For an audience of music lovers with no concerts to attend, we suggest a concert with no audience – the English prog-rock superstars at their peak, in the phantom city’s ruined Roman amphitheatre.
Confined to your apartment, no chance of enjoying live music in the flesh anytime soon, beset by the twin demons of apocalyptic doom and irritable boredom… allow us to prescribe a partial remedy, one that captures the concert experience (at a couple of steps of removal), alleviates ennui, and makes monumental existential dread seem kinda cool.
For an audience of music lovers with no concerts to attend, we suggest a concert with no audience – other than the production crew, the ghosts of the dead, and perhaps several species of small furry animals.

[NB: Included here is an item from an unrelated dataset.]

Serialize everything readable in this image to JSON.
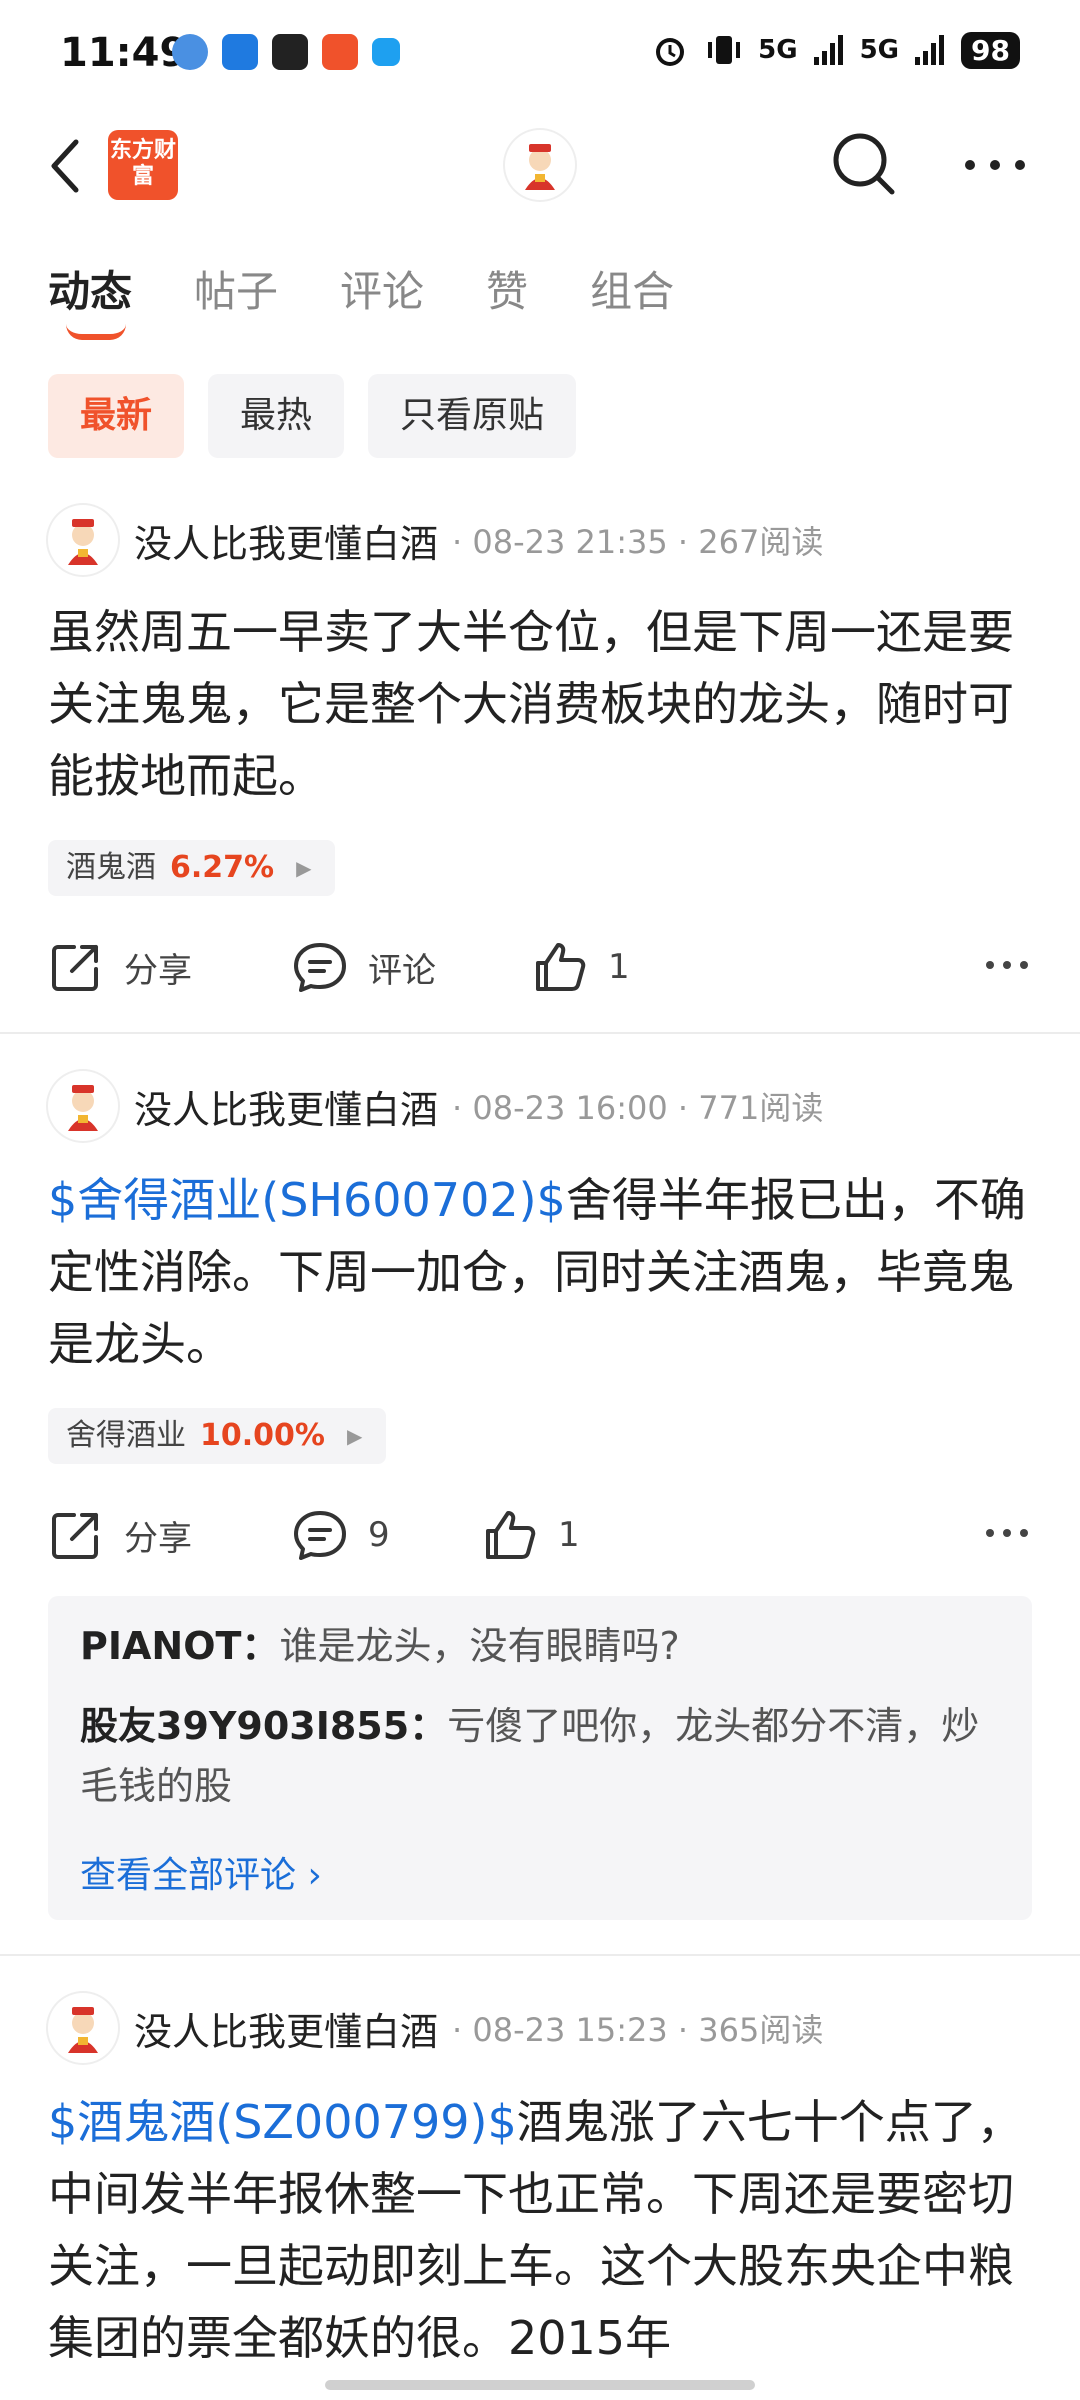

Filmed over four days in October 1971, in the center of the phantom city’s ruined Roman amphitheatre (with some additional material shot in a Paris television studio, two months later), Pink Floyd: Live at Pompeii sees the English prog-rock superstars at their peak, on the cusp of the magnificent LP Meddle hitting the shelves.
Live at Pompeii is bookended by a bisected version of that album’s epic, 23-minute finale, “Echoes”. Sadly, the film can’t be found on any streaming service, and exists in physical media format only as a DVD, released in 2002 and available on Amazon. Extracts exist on YouTube, however, so we’ll start with the first half of “Echoes”.
Echoes Pt. 1
A charming, prosperous, culturally lively city, Pompeii was suddenly destroyed in the eruption of Mount Vesuvius in the Year of our Lord, 79. Its citizens, along with their hopes, dreams, and cherished memories, were lost in the sands of time – which is a nice way of saying, an approximately five-metre dump of red-hot, lung-scorching volcanic ash. Harsh tokes, there, eh!
Anyway, modern archaeologists have uncovered a vast trove of sociological and cultural treasures in the ruins of Pompeii, a myriad of mosaics, reliefs, and frescoes, feverish invocations of Eros and Thanatos. These amounted to invaluable resources for scholars of antiquity, and more importantly, cool filler content for director Adrian Maben when the close-ups on the flabby, pasty, pot-addled quartet got tiresome.
Also, there is a gong. Watch here as bassist Roger Waters shows that gong who’s the boss.
Saucerful of Secrets
This could be argued, but the high point of the concert film comes halfway though. The most memorable moment of Meddle is the menacing, propulsive “One of These Days”, and it’s drummer Nick Mason’s moment to shine. He doesn’t, really, in the Pompeii footage, possibly because he’s high as a kite. Regardless, this bit is awesome.
One of These Days
Pink Floyd set a cool prog-rock precedent with Live at Pompeii. Germany’s Tangerine Dream toured a series of European cathedrals in the mid-’70s, cocooning themselves in little fortresses of analog synths and offering krautrock prayers to the elder gods of future times now forgotten. Their 1975 set at England’s garishly gothic Coventry Cathedral was filmed, the footage stewed in primordial digital effects, and the hilariously hallucinatory results broadcast on Britain’s BBC2 in 1976.
Bearing even greater similarities to Pink Floyd’s necropolitan field trip is Alturas de Machu Picchu, broadcast on Chile’s Canal 13 and Peru’s Radio Televisión Peruana in 1981. Los Jaivas were the kings of South American prog, incorporating Andean folk music and cosmic freak jams with equal enthusiasm. The Chilean band set up shop in the famous mountaintop ruins of the “Lost City of the Incas”, and lip-synched their way through their latest album, a musical rendition of their national icon Pablo Neruda’s poem. Celebrated author Mario Vargas Llosa introduced the affair. The full program pops up on YouTube occasionally, only to be pulled pretty quickly. Here’s a highlight, though, the grandiose “La Poderosa Muerte”.
Alturas de Machu Picchu
To wrap things up, we return to Pompeii. Here’s the second half of “Echoes”. Enjoy.